This subject could also veer off into a marketing post. I just heard announced the release of a western by Tyndale, “Journey to Riverbend”. I read the novel blurb and my first thought was “YAHOOOO!!!! A male protag driven story. Could it be? Could it really be?” When I went to Barnes & Noble last night to buy my copy, the most prominently featured figure on the cover was—yep, you guessed it, a WOMAN. ARGH!!!! I’ve only just started reading it so we’ll see if the male-protag blurb really represents the story. I hope so.

Steve G said...

The majority of fiction readers in the CBA are women, so the publishers market and buy for women.

sally apokedak said...

When I put my pet names together with the streets we lived on, I come up with Cocoa Morrison and Mia Lombardi. Those sound more like character names than pen names, I think.

I've always thought it would be fun to build a persona like Lemony Snicket. (Not to mention how much fun it would be to build a bank account like his!)

Henrietta Frankensee said...

Well, I posted yesterday but I don't see it so I'll try again. I don't think there was anything X rated in it.
My first pet's name was Bonzo. The street we lived on has always been referred to as 'Millibit' from my brother's toddler pronounciation.
Did anyone read "EAST" by Edith Pattou? It has a strong female lead. "Banner by the Wayside" by S.H.Adams also has a strong female with a co-protag male. He's almost equal to her in representation.
Perhaps we write from the male perspective because it is far too scary to truly delve into a female heart, we might get too close to our own. We read male leads because we will always be unsatisfied by female portrayal, no one could ever go deep enough, or hardly anyone.
Finally, my pen name would be Cenorentolla del Deo. God's Cinder Princess.

Latayne C Scott said...

Good input about the male/female protagonists. I guess I haven't been comfortable writing from a male perspective except with multiple POVs. I don't think I could write a whole first person from a male POV.

And Henrietta, we're always glad to have your input. I think the internet ate it because I never saw it.

Megan Sayer said...

Karen I'd go with the full name - it's memorable. Long works fine for Audrey Niffenegger (even if I did have to go check her spelling).

Susie M Finkbeiner said...

I love pen names! I think they're fun! I especially like George Eliot...who was a WOMAN! So cool to me!

I think that I would probably go with a less difficult last name. Finkbeiner tends to be a mouthful...even for me! However, I've been told, that it's memorable.

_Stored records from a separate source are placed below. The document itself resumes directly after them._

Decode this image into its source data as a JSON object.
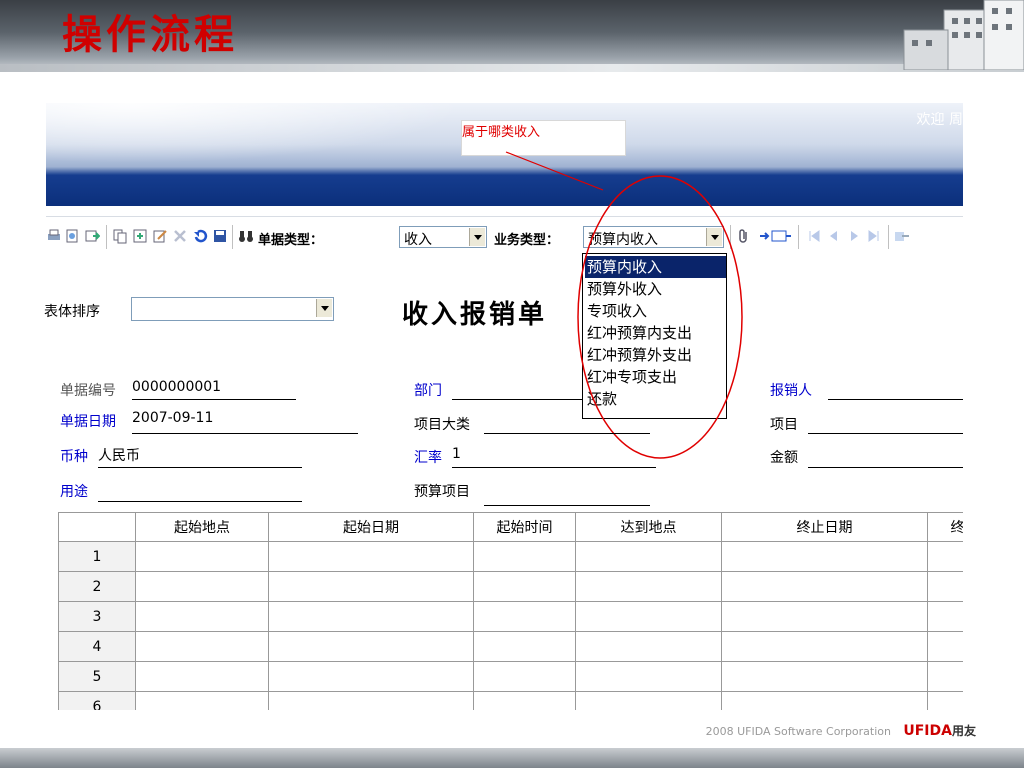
{
  "slide": {
    "title": "操作流程",
    "footer_text": "2008 UFIDA Software Corporation",
    "footer_logo": "UFIDA",
    "footer_logo_cn": "用友"
  },
  "banner": {
    "welcome": "欢迎 周",
    "callout": "属于哪类收入"
  },
  "toolbar": {
    "doc_type_label": "单据类型：",
    "doc_type_value": "收入",
    "biz_type_label": "业务类型：",
    "biz_type_value": "预算内收入"
  },
  "dropdown": {
    "options": [
      "预算内收入",
      "预算外收入",
      "专项收入",
      "红冲预算内支出",
      "红冲预算外支出",
      "红冲专项支出",
      "还款"
    ]
  },
  "form": {
    "sort_label": "表体排序",
    "title": "收入报销单",
    "fields": {
      "doc_no_label": "单据编号",
      "doc_no": "0000000001",
      "dept_label": "部门",
      "reporter_label": "报销人",
      "date_label": "单据日期",
      "date": "2007-09-11",
      "project_cat_label": "项目大类",
      "project_label": "项目",
      "currency_label": "币种",
      "currency": "人民币",
      "rate_label": "汇率",
      "rate": "1",
      "amount_label": "金额",
      "purpose_label": "用途",
      "budget_item_label": "预算项目"
    }
  },
  "grid": {
    "headers": [
      "",
      "起始地点",
      "起始日期",
      "起始时间",
      "达到地点",
      "终止日期",
      "终"
    ],
    "rows": [
      "1",
      "2",
      "3",
      "4",
      "5",
      "6"
    ]
  },
  "colors": {
    "title_red": "#d00000",
    "banner_blue": "#0b2f7b",
    "selection_blue": "#0a246a",
    "callout_red": "#e00000"
  }
}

Megan Sayer said...

I have to say, and I think this every time I read it, is that Henrietta Frankensee has to be one of the coolest names on the planet. You've scored well with that one!

And in all honesty Susie M Finkbeiner must be running a close second : ).

Also, thanks heaps for everyone's answers on my male/female protag question. It surprised me how different everyone's motivations ended up being.

Susie M Finkbeiner said...

Megan, you are too sweet! I shall keep Susie M Finkbeiner just because you think it works :)